Goal of the exercise ▸ Please copy all of the records exactly, leaving nothing out.
• • • • •
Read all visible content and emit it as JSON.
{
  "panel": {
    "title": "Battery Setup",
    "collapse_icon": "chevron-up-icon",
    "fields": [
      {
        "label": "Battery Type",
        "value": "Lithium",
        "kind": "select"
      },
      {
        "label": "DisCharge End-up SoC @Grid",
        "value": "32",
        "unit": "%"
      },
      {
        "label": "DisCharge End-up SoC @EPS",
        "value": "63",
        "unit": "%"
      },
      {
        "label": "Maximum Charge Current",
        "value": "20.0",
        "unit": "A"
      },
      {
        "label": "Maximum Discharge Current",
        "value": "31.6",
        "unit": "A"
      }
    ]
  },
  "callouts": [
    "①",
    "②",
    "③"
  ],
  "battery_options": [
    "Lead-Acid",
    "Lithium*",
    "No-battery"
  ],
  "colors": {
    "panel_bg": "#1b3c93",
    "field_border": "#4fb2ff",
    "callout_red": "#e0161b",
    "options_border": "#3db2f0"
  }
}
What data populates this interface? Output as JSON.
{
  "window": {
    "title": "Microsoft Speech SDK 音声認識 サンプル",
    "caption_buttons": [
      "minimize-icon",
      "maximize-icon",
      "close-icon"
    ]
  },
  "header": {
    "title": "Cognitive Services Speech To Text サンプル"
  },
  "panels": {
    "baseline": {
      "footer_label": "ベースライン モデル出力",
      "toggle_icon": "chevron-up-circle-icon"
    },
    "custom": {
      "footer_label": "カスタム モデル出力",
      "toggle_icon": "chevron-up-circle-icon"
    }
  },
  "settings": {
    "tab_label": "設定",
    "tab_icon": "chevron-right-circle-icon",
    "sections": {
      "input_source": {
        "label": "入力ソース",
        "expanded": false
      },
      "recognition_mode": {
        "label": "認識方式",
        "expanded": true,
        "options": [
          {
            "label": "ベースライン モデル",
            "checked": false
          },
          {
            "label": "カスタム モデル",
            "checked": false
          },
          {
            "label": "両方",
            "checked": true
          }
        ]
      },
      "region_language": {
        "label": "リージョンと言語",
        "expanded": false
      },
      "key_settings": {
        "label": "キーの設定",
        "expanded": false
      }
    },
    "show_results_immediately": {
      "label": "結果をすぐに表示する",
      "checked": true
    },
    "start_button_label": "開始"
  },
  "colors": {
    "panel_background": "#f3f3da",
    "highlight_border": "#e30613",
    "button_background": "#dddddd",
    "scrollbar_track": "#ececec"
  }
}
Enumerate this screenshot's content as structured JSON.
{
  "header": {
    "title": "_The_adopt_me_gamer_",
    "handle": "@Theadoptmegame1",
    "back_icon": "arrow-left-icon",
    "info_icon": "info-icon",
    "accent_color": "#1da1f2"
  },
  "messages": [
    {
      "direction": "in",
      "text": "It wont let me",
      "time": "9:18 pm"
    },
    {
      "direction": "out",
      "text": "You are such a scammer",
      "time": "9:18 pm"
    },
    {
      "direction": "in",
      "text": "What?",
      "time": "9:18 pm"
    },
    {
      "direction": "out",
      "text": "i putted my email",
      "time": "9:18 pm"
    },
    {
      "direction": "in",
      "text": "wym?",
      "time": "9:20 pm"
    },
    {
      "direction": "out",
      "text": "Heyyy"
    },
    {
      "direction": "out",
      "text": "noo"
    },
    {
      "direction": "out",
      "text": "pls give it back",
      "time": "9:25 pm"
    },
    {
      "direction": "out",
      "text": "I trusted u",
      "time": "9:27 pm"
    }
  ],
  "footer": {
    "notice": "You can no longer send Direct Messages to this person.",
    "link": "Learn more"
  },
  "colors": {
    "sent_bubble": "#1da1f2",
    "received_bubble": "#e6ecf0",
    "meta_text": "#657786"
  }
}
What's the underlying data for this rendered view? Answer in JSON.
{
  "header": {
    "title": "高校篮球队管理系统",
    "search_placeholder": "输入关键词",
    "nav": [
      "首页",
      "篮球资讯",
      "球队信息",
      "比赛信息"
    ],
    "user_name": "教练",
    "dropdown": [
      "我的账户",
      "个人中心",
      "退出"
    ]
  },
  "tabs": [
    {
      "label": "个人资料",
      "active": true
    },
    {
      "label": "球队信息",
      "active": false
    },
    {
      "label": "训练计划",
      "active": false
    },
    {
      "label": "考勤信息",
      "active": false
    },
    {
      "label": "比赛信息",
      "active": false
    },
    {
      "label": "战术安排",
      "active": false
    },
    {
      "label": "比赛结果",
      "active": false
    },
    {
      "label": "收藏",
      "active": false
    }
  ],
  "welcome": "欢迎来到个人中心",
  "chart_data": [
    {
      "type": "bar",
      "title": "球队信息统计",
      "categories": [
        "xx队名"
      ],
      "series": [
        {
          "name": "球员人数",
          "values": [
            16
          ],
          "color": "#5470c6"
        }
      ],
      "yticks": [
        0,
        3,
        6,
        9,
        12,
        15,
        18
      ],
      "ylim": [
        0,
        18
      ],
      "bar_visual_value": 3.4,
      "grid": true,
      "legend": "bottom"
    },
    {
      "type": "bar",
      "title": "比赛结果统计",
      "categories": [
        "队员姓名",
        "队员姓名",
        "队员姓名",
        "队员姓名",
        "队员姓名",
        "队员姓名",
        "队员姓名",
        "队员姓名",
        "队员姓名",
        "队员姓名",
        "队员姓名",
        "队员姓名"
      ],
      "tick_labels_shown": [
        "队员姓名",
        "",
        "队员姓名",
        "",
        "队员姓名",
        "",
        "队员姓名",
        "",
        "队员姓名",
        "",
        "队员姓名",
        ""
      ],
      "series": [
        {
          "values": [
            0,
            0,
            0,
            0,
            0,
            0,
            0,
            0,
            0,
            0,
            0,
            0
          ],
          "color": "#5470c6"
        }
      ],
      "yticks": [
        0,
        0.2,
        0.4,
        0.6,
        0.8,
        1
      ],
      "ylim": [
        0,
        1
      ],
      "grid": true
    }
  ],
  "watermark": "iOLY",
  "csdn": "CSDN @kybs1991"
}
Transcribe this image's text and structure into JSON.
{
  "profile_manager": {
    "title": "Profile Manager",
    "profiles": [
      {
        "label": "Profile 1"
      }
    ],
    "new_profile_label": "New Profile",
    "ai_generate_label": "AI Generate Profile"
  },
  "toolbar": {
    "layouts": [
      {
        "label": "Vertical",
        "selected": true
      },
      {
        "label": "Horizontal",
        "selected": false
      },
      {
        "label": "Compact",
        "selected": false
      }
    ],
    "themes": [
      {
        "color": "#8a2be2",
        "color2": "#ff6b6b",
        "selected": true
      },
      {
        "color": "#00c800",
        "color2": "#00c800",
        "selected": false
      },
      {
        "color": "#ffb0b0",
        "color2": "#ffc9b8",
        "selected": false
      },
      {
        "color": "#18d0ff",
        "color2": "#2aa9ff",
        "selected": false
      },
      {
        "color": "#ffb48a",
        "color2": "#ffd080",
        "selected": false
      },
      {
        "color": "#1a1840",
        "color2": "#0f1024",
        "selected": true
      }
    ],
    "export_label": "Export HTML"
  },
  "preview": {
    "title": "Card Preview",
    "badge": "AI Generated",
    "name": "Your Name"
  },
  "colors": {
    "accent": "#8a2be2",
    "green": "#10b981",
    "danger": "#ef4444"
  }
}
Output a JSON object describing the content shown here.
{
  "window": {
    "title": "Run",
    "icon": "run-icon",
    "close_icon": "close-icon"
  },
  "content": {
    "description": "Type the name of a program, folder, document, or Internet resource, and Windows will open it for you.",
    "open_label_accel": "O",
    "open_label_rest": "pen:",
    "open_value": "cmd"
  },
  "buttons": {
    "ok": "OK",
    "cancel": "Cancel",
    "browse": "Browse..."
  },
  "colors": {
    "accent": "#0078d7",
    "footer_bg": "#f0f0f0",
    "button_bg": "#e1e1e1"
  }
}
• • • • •
Solution below ▸
Read all visible content and emit it as JSON.
{
  "panel": {
    "title": "Battery Setup",
    "collapse_icon": "chevron-up-icon",
    "fields": [
      {
        "label": "Battery Type",
        "value": "Lithium",
        "kind": "select"
      },
      {
        "label": "DisCharge End-up SoC @Grid",
        "value": "32",
        "unit": "%"
      },
      {
        "label": "DisCharge End-up SoC @EPS",
        "value": "63",
        "unit": "%"
      },
      {
        "label": "Maximum Charge Current",
        "value": "20.0",
        "unit": "A"
      },
      {
        "label": "Maximum Discharge Current",
        "value": "31.6",
        "unit": "A"
      }
    ]
  },
  "callouts": [
    "①",
    "②",
    "③"
  ],
  "battery_options": [
    "Lead-Acid",
    "Lithium*",
    "No-battery"
  ],
  "colors": {
    "panel_bg": "#1b3c93",
    "field_border": "#4fb2ff",
    "callout_red": "#e0161b",
    "options_border": "#3db2f0"
  }
}
What data populates this interface? Output as JSON.
{
  "window": {
    "title": "Microsoft Speech SDK 音声認識 サンプル",
    "caption_buttons": [
      "minimize-icon",
      "maximize-icon",
      "close-icon"
    ]
  },
  "header": {
    "title": "Cognitive Services Speech To Text サンプル"
  },
  "panels": {
    "baseline": {
      "footer_label": "ベースライン モデル出力",
      "toggle_icon": "chevron-up-circle-icon"
    },
    "custom": {
      "footer_label": "カスタム モデル出力",
      "toggle_icon": "chevron-up-circle-icon"
    }
  },
  "settings": {
    "tab_label": "設定",
    "tab_icon": "chevron-right-circle-icon",
    "sections": {
      "input_source": {
        "label": "入力ソース",
        "expanded": false
      },
      "recognition_mode": {
        "label": "認識方式",
        "expanded": true,
        "options": [
          {
            "label": "ベースライン モデル",
            "checked": false
          },
          {
            "label": "カスタム モデル",
            "checked": false
          },
          {
            "label": "両方",
            "checked": true
          }
        ]
      },
      "region_language": {
        "label": "リージョンと言語",
        "expanded": false
      },
      "key_settings": {
        "label": "キーの設定",
        "expanded": false
      }
    },
    "show_results_immediately": {
      "label": "結果をすぐに表示する",
      "checked": true
    },
    "start_button_label": "開始"
  },
  "colors": {
    "panel_background": "#f3f3da",
    "highlight_border": "#e30613",
    "button_background": "#dddddd",
    "scrollbar_track": "#ececec"
  }
}
Enumerate this screenshot's content as structured JSON.
{
  "header": {
    "title": "_The_adopt_me_gamer_",
    "handle": "@Theadoptmegame1",
    "back_icon": "arrow-left-icon",
    "info_icon": "info-icon",
    "accent_color": "#1da1f2"
  },
  "messages": [
    {
      "direction": "in",
      "text": "It wont let me",
      "time": "9:18 pm"
    },
    {
      "direction": "out",
      "text": "You are such a scammer",
      "time": "9:18 pm"
    },
    {
      "direction": "in",
      "text": "What?",
      "time": "9:18 pm"
    },
    {
      "direction": "out",
      "text": "i putted my email",
      "time": "9:18 pm"
    },
    {
      "direction": "in",
      "text": "wym?",
      "time": "9:20 pm"
    },
    {
      "direction": "out",
      "text": "Heyyy"
    },
    {
      "direction": "out",
      "text": "noo"
    },
    {
      "direction": "out",
      "text": "pls give it back",
      "time": "9:25 pm"
    },
    {
      "direction": "out",
      "text": "I trusted u",
      "time": "9:27 pm"
    }
  ],
  "footer": {
    "notice": "You can no longer send Direct Messages to this person.",
    "link": "Learn more"
  },
  "colors": {
    "sent_bubble": "#1da1f2",
    "received_bubble": "#e6ecf0",
    "meta_text": "#657786"
  }
}
What's the underlying data for this rendered view? Answer in JSON.
{
  "header": {
    "title": "高校篮球队管理系统",
    "search_placeholder": "输入关键词",
    "nav": [
      "首页",
      "篮球资讯",
      "球队信息",
      "比赛信息"
    ],
    "user_name": "教练",
    "dropdown": [
      "我的账户",
      "个人中心",
      "退出"
    ]
  },
  "tabs": [
    {
      "label": "个人资料",
      "active": true
    },
    {
      "label": "球队信息",
      "active": false
    },
    {
      "label": "训练计划",
      "active": false
    },
    {
      "label": "考勤信息",
      "active": false
    },
    {
      "label": "比赛信息",
      "active": false
    },
    {
      "label": "战术安排",
      "active": false
    },
    {
      "label": "比赛结果",
      "active": false
    },
    {
      "label": "收藏",
      "active": false
    }
  ],
  "welcome": "欢迎来到个人中心",
  "chart_data": [
    {
      "type": "bar",
      "title": "球队信息统计",
      "categories": [
        "xx队名"
      ],
      "series": [
        {
          "name": "球员人数",
          "values": [
            16
          ],
          "color": "#5470c6"
        }
      ],
      "yticks": [
        0,
        3,
        6,
        9,
        12,
        15,
        18
      ],
      "ylim": [
        0,
        18
      ],
      "bar_visual_value": 3.4,
      "grid": true,
      "legend": "bottom"
    },
    {
      "type": "bar",
      "title": "比赛结果统计",
      "categories": [
        "队员姓名",
        "队员姓名",
        "队员姓名",
        "队员姓名",
        "队员姓名",
        "队员姓名",
        "队员姓名",
        "队员姓名",
        "队员姓名",
        "队员姓名",
        "队员姓名",
        "队员姓名"
      ],
      "tick_labels_shown": [
        "队员姓名",
        "",
        "队员姓名",
        "",
        "队员姓名",
        "",
        "队员姓名",
        "",
        "队员姓名",
        "",
        "队员姓名",
        ""
      ],
      "series": [
        {
          "values": [
            0,
            0,
            0,
            0,
            0,
            0,
            0,
            0,
            0,
            0,
            0,
            0
          ],
          "color": "#5470c6"
        }
      ],
      "yticks": [
        0,
        0.2,
        0.4,
        0.6,
        0.8,
        1
      ],
      "ylim": [
        0,
        1
      ],
      "grid": true
    }
  ],
  "watermark": "iOLY",
  "csdn": "CSDN @kybs1991"
}
Transcribe this image's text and structure into JSON.
{
  "profile_manager": {
    "title": "Profile Manager",
    "profiles": [
      {
        "label": "Profile 1"
      }
    ],
    "new_profile_label": "New Profile",
    "ai_generate_label": "AI Generate Profile"
  },
  "toolbar": {
    "layouts": [
      {
        "label": "Vertical",
        "selected": true
      },
      {
        "label": "Horizontal",
        "selected": false
      },
      {
        "label": "Compact",
        "selected": false
      }
    ],
    "themes": [
      {
        "color": "#8a2be2",
        "color2": "#ff6b6b",
        "selected": true
      },
      {
        "color": "#00c800",
        "color2": "#00c800",
        "selected": false
      },
      {
        "color": "#ffb0b0",
        "color2": "#ffc9b8",
        "selected": false
      },
      {
        "color": "#18d0ff",
        "color2": "#2aa9ff",
        "selected": false
      },
      {
        "color": "#ffb48a",
        "color2": "#ffd080",
        "selected": false
      },
      {
        "color": "#1a1840",
        "color2": "#0f1024",
        "selected": true
      }
    ],
    "export_label": "Export HTML"
  },
  "preview": {
    "title": "Card Preview",
    "badge": "AI Generated",
    "name": "Your Name"
  },
  "colors": {
    "accent": "#8a2be2",
    "green": "#10b981",
    "danger": "#ef4444"
  }
}
Output a JSON object describing the content shown here.
{
  "window": {
    "title": "Run",
    "icon": "run-icon",
    "close_icon": "close-icon"
  },
  "content": {
    "description": "Type the name of a program, folder, document, or Internet resource, and Windows will open it for you.",
    "open_label_accel": "O",
    "open_label_rest": "pen:",
    "open_value": "cmd"
  },
  "buttons": {
    "ok": "OK",
    "cancel": "Cancel",
    "browse": "Browse..."
  },
  "colors": {
    "accent": "#0078d7",
    "footer_bg": "#f0f0f0",
    "button_bg": "#e1e1e1"
  }
}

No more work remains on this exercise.